Technology and its several definitions in Architecture
The first quote is from a current RIBA Journal article, one of many singing the praises of Building Information Modeling (BIM). It speaks directly to the parametric heart of the medium and is quite possibly the best way to approach the second quote. First, from Martin Reise…
While the palette of tools has decades of 3D-specific design development, you have to remember that with Digital Project, you're not inputting just lines or shapes, but rules and knowledge. They can adapt and evolve and have incredibly powerful generative capabilities.
The focus of the quote is not about BIM, but about the development of a rule set. The focus of much of the last few decades of architectural theory has focused on rule sets, syntax, and the shared grammar that enables our communication, not only with sounds but also with posture, fashion, and building materials.
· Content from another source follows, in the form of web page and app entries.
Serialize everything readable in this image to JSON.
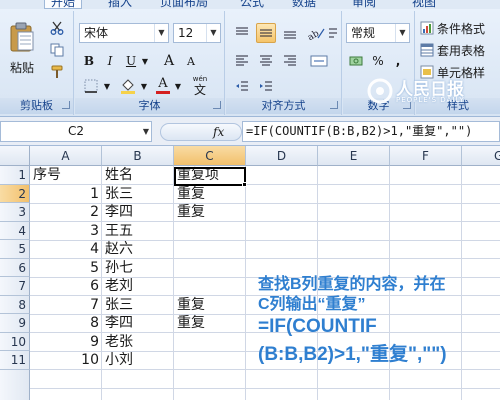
{
  "tabs": [
    "开始",
    "插入",
    "页面布局",
    "公式",
    "数据",
    "审阅",
    "视图"
  ],
  "clipboard": {
    "paste_label": "粘贴",
    "group_label": "剪贴板"
  },
  "font": {
    "font_name": "宋体",
    "font_size": "12",
    "bold": "B",
    "italic": "I",
    "underline": "U",
    "grow": "A",
    "shrink": "A",
    "color_glyph": "A",
    "phonetic": "wén",
    "group_label": "字体"
  },
  "alignment": {
    "group_label": "对齐方式"
  },
  "number": {
    "format": "常规",
    "percent": "%",
    "comma": ",",
    "group_label": "数字"
  },
  "styles": {
    "cond_format": "条件格式",
    "table_format": "套用表格",
    "cell_styles": "单元格样",
    "group_label": "样式"
  },
  "watermark": {
    "brand": "人民日报",
    "sub": "PEOPLE'S DAILY",
    "at": "@"
  },
  "formula_bar": {
    "name_box": "C2",
    "fx": "fx",
    "formula": "=IF(COUNTIF(B:B,B2)>1,\"重复\",\"\")"
  },
  "grid": {
    "columns": [
      "A",
      "B",
      "C",
      "D",
      "E",
      "F",
      "G"
    ],
    "rows": [
      "1",
      "2",
      "3",
      "4",
      "5",
      "6",
      "7",
      "8",
      "9",
      "10",
      "11"
    ],
    "cells": [
      [
        "序号",
        "姓名",
        "重复项"
      ],
      [
        "1",
        "张三",
        "重复"
      ],
      [
        "2",
        "李四",
        "重复"
      ],
      [
        "3",
        "王五",
        ""
      ],
      [
        "4",
        "赵六",
        ""
      ],
      [
        "5",
        "孙七",
        ""
      ],
      [
        "6",
        "老刘",
        ""
      ],
      [
        "7",
        "张三",
        "重复"
      ],
      [
        "8",
        "李四",
        "重复"
      ],
      [
        "9",
        "老张",
        ""
      ],
      [
        "10",
        "小刘",
        ""
      ]
    ]
  },
  "annotation": {
    "line1": "查找B列重复的内容，并在",
    "line2": "C列输出“重复”",
    "line3": "=IF(COUNTIF",
    "line4": "(B:B,B2)>1,\"重复\",\"\")"
  },
  "colors": {
    "accent": "#2f7fd0",
    "ribbon": "#dfe9f5",
    "header_selected": "#f2c06c"
  }
}
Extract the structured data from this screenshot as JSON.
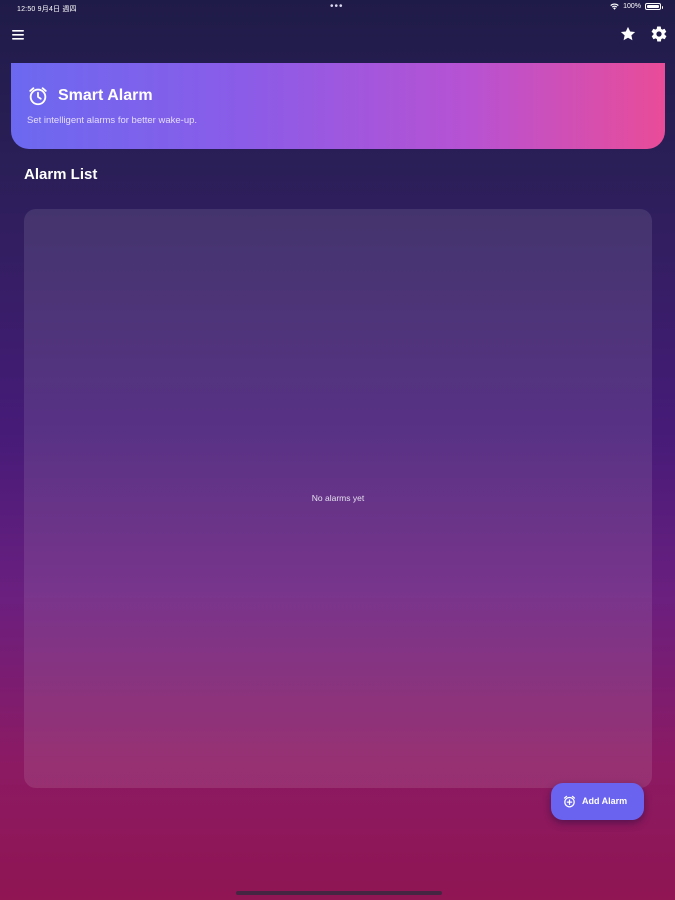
{
  "status_bar": {
    "time_date": "12:50  9月4日 週四",
    "center_dots": "•••",
    "battery_text": "100%",
    "battery_level": 1.0
  },
  "app_bar": {
    "menu_icon": "hamburger-menu-icon",
    "favorite_icon": "star-icon",
    "settings_icon": "gear-icon"
  },
  "header": {
    "icon": "alarm-clock-icon",
    "title": "Smart Alarm",
    "subtitle": "Set intelligent alarms for better wake-up."
  },
  "alarm_list": {
    "title": "Alarm List",
    "empty_message": "No alarms yet"
  },
  "fab": {
    "icon": "add-alarm-icon",
    "label": "Add Alarm"
  },
  "colors": {
    "background_top": "#1f1b48",
    "background_middle": "#461b78",
    "background_bottom": "#8f1553",
    "header_gradient_start": "#6c69f0",
    "header_gradient_end": "#e94c98",
    "fab_background": "#6a63f0"
  }
}
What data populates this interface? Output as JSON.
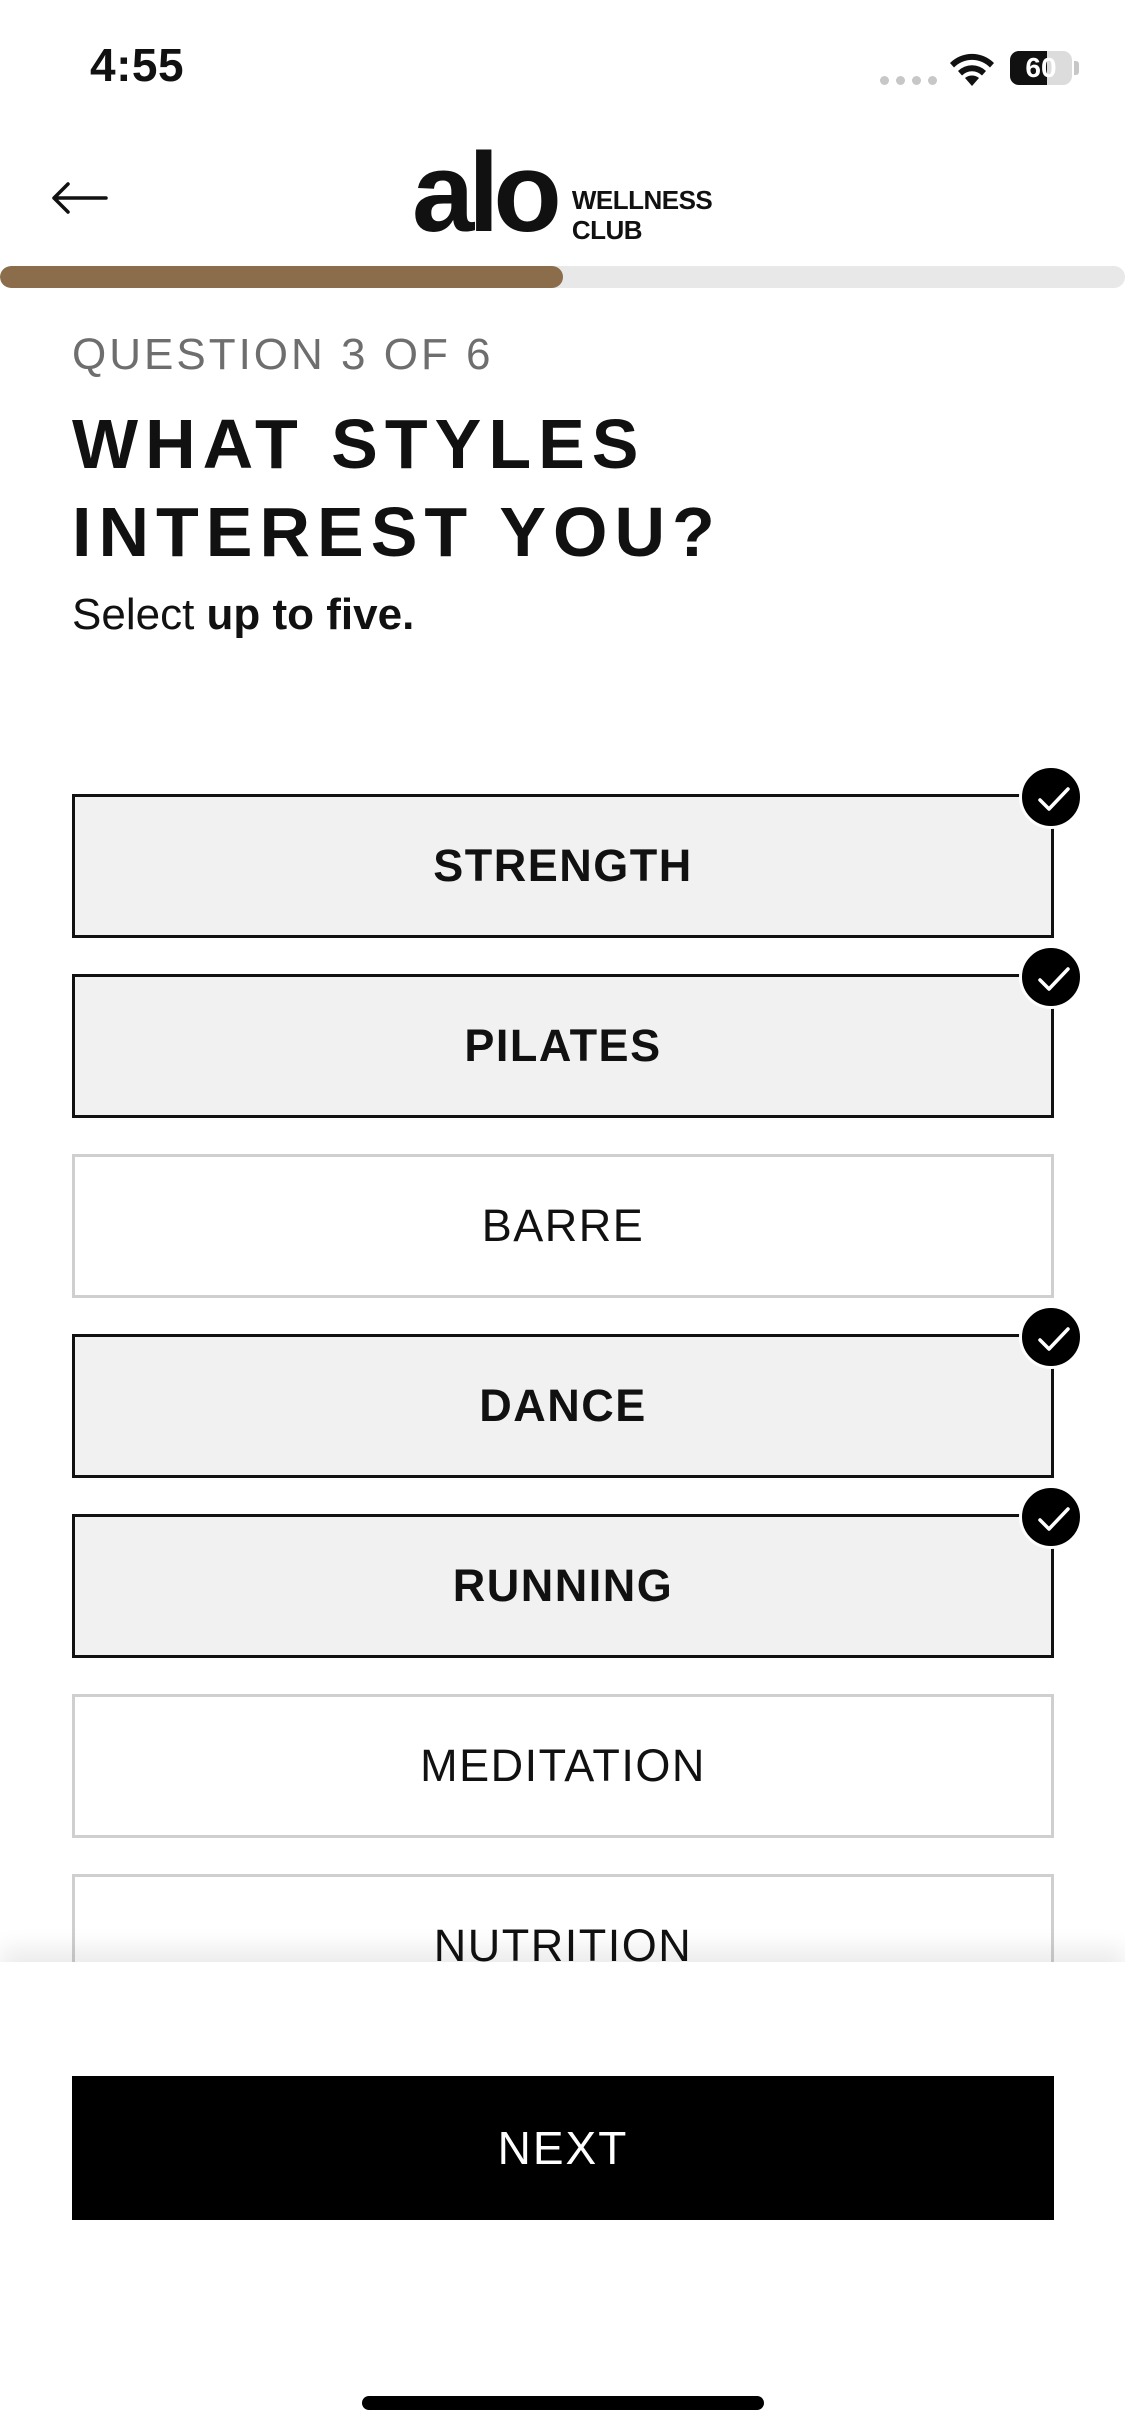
{
  "status_bar": {
    "time": "4:55",
    "battery_level": "60",
    "battery_fraction": 0.6,
    "icons": [
      "signal-icon",
      "wifi-icon",
      "battery-icon"
    ]
  },
  "header": {
    "back_icon": "arrow-left-icon",
    "logo": {
      "brand": "alo",
      "sub_line1": "WELLNESS",
      "sub_line2": "CLUB"
    }
  },
  "progress": {
    "current": 3,
    "total": 6,
    "fraction": 0.5,
    "color": "#8b6d4b"
  },
  "question": {
    "counter": "QUESTION 3 OF 6",
    "title": "WHAT STYLES INTEREST YOU?",
    "hint_prefix": "Select ",
    "hint_bold": "up to five."
  },
  "options": [
    {
      "label": "STRENGTH",
      "selected": true
    },
    {
      "label": "PILATES",
      "selected": true
    },
    {
      "label": "BARRE",
      "selected": false
    },
    {
      "label": "DANCE",
      "selected": true
    },
    {
      "label": "RUNNING",
      "selected": true
    },
    {
      "label": "MEDITATION",
      "selected": false
    },
    {
      "label": "NUTRITION",
      "selected": false
    }
  ],
  "footer": {
    "next_label": "NEXT"
  }
}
Which is why this second quote, again from Leon Krier, is worth pausing to consider. Prudence suggests always giving ample reflection to those statements, starting with “That is my main ambition, to…” These are the statements we’re all prone to toss out in a moment of bombast, however, here we’re given a rare moment to reconsider what we so quickly take for granted. This is Leon Kreir describing the work done by recent students interrogating structures already several hundred years old…
We go through so many steps of analysis [in this studio], not only of geographical structure, but also building logic and symbolic structure. And it is impossible for any human to accumulate so much knowledge in three months. An apprenticeship for the Beaux Arts lasted ten years. You started by scratching the floor and you finished by doing sublime things in watercolor. The problem is that these [students] are already grown-up people. They may look young, but they are grown-ups. And they are netting this knowledge. So in three months they get this overload. For this reason they will completely reject it. But at least they know what the system is. […] They will of course have to give copy to what is now fact, and they will get into this, and I think we will be able to break down the barriers, which stopped them to see this as history. But from now on, my hope is that they will see this as technology. That is my main ambition, to turn traditional architecture from being a historic subject to [the] subject of technology. To understand this.
Here Kreir is qualifying his studio as still significant, even if the material studied has been cast aside. What is interesting is that he does this by making an unusually Hidegarrian arguement. One of those trademark Hiedigarian ideas was enframing – that uniquely human impulse that runs out in front of man’s actions and orders the world for him. It’s the impulse that turns forests into dimensioned lumber before we know the wood's use – or divides up land into giant subdivided grids before we know the land's use. As a result, architects just know that wood comes in 2x’s and a townhouse in New York will stand 16’-0” x 50’-0”. By lumping traditional architecture (read ‘vernacular architecture’) in with other technological achievements, Krier changes the battlefield ever so subtly.
Instead of approaching the traditional like historians, with catalogues and dates, Krier invites listeners to attack the body of work with the same skepticism that we reserve for the deployment of nuclear energy.
By claiming traditional architecture is a technology he invites speculation about how we understand our aesthetic achievements, how conventions are adopted and reused, and how architectural conventions have grown to reflect the order in the rest of society… These are broad statements, but have their bearing here, the same way that the car has reorganized our landscape or the clock has reoranized our social relations. At the heart of these broad questions is the assumption of progress. Progress is the engine that drives technology, but it’s a little more rare to here an aesthete (very indirectly) claim that progress is driving investigations in Architecture.
This post began with a quote about rule sets though, and that is where the disconnect lies. With parametric modeling allowing us to act with potency on the rules that organize our compositions, why isn't traditional architecture the first and easiest model to make? Why is the result of such modeling ‘conventional’ office buildings or swooping swerving blobs? Why does Resolution: 4 Architecture have scores of modernist prefab homes on their site (a la ArchiKluge), but there is no killer app to spank out all the possible greek temples according to Virtruius? What is the missing piece? Or what is not being said between the two quotes?